Trump’s unconventional approach to international relations, especially when dealing with North Korea, means an unconventional outcome is probable on June 12.
Reality check: the June 12 summit between President Donald Trump and North Korean leader Kim Jong-un will be a success because Trump will call it a success. Both leaders want it to succeed and both leaders love good publicity. The expert’s eye will not matter to them politically because it will be packaged and sold to key constituents as historic and unprecedented. Even if the summit yields no results or breaks down, both leaders have an out—they can spin it in any direction to save face or they can each blame the other for any breakdowns.
The noise, anticipation and skepticism will all crescendo as the date draws near. As risky as this summit is, and as unprepared as Trump may be, Washington still has a rare opportunity to make the best of “the water that’s already been spilled,” as the Korean saying goes. It would be a mistake not to take full advantage of the political space that has been created for the first time in six years. It’s a rare and unique opportunity to seek clarity directly from Kim himself—the sole decisionmaker in the top-down authoritarian North Korean regime—and to try to convince him directly to choose between his nuclear weapons or a brighter future.

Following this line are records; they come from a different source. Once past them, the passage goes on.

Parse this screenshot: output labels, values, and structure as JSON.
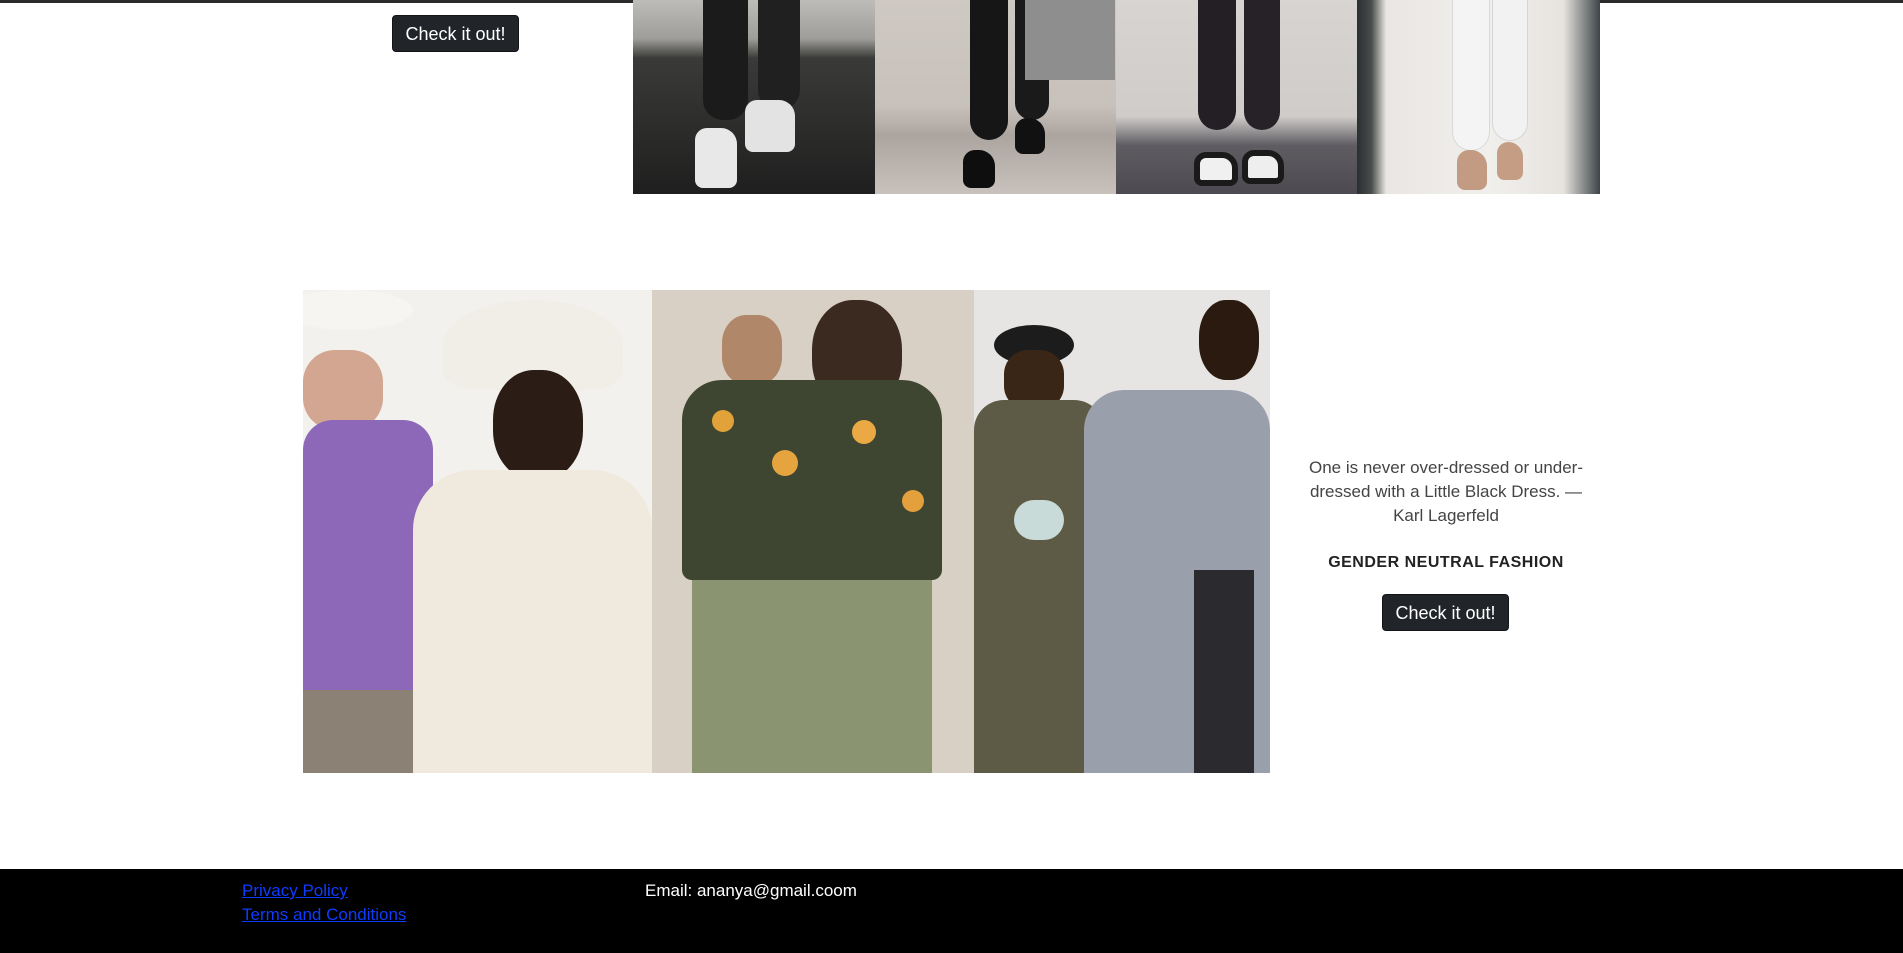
{
  "top_section": {
    "button_label": "Check it out!"
  },
  "gender_section": {
    "quote": "One is never over-dressed or under-dressed with a Little Black Dress. — Karl Lagerfeld",
    "title": "GENDER NEUTRAL FASHION",
    "button_label": "Check it out!"
  },
  "footer": {
    "privacy_label": "Privacy Policy",
    "terms_label": "Terms and Conditions",
    "email_text": "Email: ananya@gmail.coom"
  },
  "colors": {
    "button_bg": "#212529",
    "footer_bg": "#000000",
    "link": "#0d3cff"
  }
}
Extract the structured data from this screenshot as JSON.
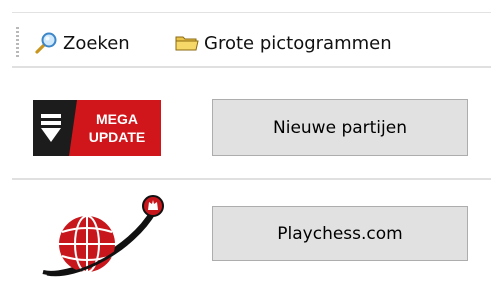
{
  "toolbar": {
    "search_label": "Zoeken",
    "search_icon": "search-icon",
    "large_icons_label": "Grote pictogrammen",
    "large_icons_icon": "folder-icon"
  },
  "rows": [
    {
      "logo_lines": [
        "MEGA",
        "UPDATE"
      ],
      "logo_icon": "mega-update-logo",
      "button_label": "Nieuwe partijen"
    },
    {
      "logo_icon": "playchess-globe-logo",
      "button_label": "Playchess.com"
    }
  ],
  "colors": {
    "mega_red": "#d0161b",
    "mega_dark": "#1c1c1c",
    "globe_red": "#c8171c",
    "button_bg": "#e1e1e1",
    "button_border": "#adadad"
  }
}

The odds are stacked against Washington, which has failed to change Pyongyang’s strategic calculus over the course of several decades, and it is harder now with a more confident and savvy North Korea armed with nuclear-tipped inter-continental ballistic missiles. The challenges facing Washington are further exacerbated by an American president who may not fully understand the complexities of both the nuclear and regional components intertwined within this issue. But the art of negotiations means a chance to bargain hard with one’s eyes wide open, to try to make the impossible possible, and keep the diplomatic process alive to continuously test each other and avoid kinetic means.